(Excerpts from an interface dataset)
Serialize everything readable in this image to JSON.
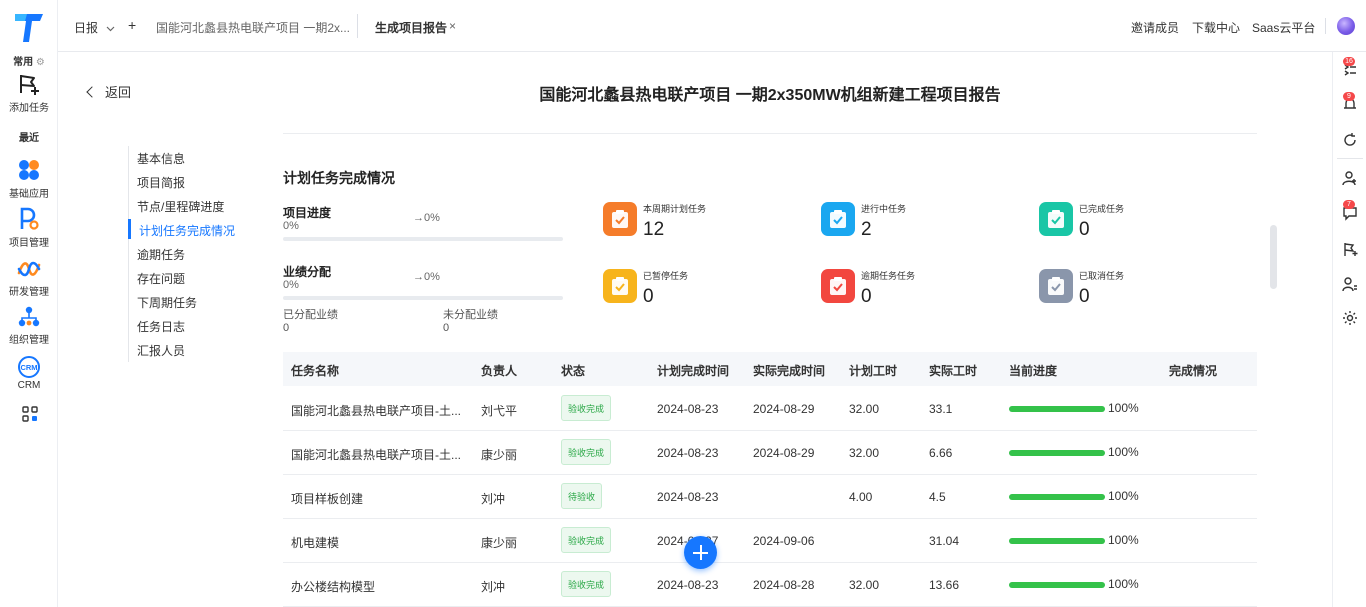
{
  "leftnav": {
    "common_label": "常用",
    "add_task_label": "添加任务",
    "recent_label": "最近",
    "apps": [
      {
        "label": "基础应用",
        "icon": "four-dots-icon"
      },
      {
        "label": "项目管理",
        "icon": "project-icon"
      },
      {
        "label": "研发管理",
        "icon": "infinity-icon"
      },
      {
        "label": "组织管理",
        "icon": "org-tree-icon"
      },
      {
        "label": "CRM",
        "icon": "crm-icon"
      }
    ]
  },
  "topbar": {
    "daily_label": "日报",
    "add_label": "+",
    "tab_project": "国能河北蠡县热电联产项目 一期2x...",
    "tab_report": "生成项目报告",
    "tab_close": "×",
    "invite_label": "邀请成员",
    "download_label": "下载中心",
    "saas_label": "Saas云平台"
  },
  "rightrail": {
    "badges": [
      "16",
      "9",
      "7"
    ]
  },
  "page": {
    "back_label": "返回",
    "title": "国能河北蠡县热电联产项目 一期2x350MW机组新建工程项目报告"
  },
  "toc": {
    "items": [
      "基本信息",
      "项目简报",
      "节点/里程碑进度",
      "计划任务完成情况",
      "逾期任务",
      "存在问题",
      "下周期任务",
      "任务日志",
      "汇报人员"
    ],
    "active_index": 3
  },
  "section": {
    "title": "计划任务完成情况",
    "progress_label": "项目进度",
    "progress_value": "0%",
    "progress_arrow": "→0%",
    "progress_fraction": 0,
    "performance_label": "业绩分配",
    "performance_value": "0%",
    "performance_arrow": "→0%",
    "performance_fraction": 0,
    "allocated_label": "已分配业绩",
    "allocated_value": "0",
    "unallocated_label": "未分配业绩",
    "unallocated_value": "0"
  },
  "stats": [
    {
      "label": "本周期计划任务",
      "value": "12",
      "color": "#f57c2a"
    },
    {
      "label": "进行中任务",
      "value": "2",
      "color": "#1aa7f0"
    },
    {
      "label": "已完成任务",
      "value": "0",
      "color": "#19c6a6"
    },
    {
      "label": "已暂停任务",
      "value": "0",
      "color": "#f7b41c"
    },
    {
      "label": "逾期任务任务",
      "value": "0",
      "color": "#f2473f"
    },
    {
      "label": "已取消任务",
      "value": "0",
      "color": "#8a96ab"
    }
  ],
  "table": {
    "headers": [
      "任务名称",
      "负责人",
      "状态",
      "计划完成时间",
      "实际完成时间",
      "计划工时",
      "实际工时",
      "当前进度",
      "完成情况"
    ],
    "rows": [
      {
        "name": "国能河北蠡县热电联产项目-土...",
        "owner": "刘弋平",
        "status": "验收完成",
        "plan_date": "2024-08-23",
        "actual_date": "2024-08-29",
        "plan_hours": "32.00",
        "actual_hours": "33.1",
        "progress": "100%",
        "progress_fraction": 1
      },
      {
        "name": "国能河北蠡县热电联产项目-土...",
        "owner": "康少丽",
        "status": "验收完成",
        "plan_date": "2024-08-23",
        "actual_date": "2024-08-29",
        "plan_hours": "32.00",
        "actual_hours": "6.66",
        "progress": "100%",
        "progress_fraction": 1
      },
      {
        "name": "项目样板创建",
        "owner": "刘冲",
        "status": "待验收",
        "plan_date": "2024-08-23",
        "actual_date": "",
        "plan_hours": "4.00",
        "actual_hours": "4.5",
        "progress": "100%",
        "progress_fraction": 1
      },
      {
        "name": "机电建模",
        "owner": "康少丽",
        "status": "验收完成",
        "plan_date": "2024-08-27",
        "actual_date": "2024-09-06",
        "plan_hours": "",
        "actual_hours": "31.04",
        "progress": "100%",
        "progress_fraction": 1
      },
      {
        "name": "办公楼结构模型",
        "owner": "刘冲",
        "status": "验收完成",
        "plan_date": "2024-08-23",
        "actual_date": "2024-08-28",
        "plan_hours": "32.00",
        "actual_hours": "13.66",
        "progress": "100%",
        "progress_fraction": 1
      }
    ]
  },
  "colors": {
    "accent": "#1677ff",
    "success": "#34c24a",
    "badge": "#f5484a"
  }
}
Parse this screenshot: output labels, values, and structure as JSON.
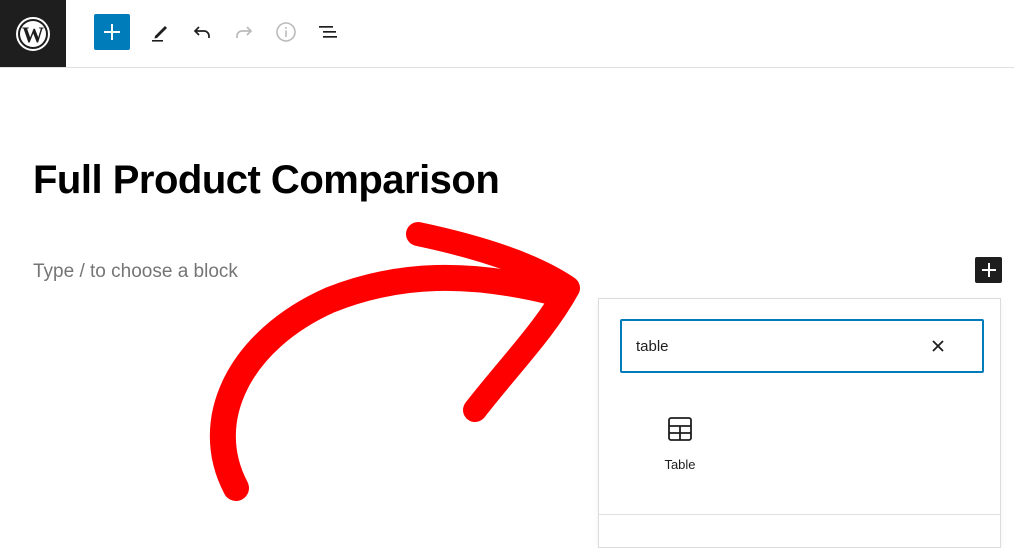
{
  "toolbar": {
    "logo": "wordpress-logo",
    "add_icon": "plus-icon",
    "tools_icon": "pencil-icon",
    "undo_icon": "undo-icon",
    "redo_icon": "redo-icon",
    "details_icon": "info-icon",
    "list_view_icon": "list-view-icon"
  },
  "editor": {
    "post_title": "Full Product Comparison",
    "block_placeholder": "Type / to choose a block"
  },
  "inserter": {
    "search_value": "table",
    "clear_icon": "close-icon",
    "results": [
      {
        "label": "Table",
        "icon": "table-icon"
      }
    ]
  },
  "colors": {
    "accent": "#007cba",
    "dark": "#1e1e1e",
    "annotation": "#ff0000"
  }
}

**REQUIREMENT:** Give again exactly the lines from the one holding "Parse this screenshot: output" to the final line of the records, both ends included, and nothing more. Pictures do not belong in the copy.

**RESULT OF THE TASK:**
Parse this screenshot: output labels, values, and structure as JSON.
{
  "toolbar": {
    "logo": "wordpress-logo",
    "add_icon": "plus-icon",
    "tools_icon": "pencil-icon",
    "undo_icon": "undo-icon",
    "redo_icon": "redo-icon",
    "details_icon": "info-icon",
    "list_view_icon": "list-view-icon"
  },
  "editor": {
    "post_title": "Full Product Comparison",
    "block_placeholder": "Type / to choose a block"
  },
  "inserter": {
    "search_value": "table",
    "clear_icon": "close-icon",
    "results": [
      {
        "label": "Table",
        "icon": "table-icon"
      }
    ]
  },
  "colors": {
    "accent": "#007cba",
    "dark": "#1e1e1e",
    "annotation": "#ff0000"
  }
}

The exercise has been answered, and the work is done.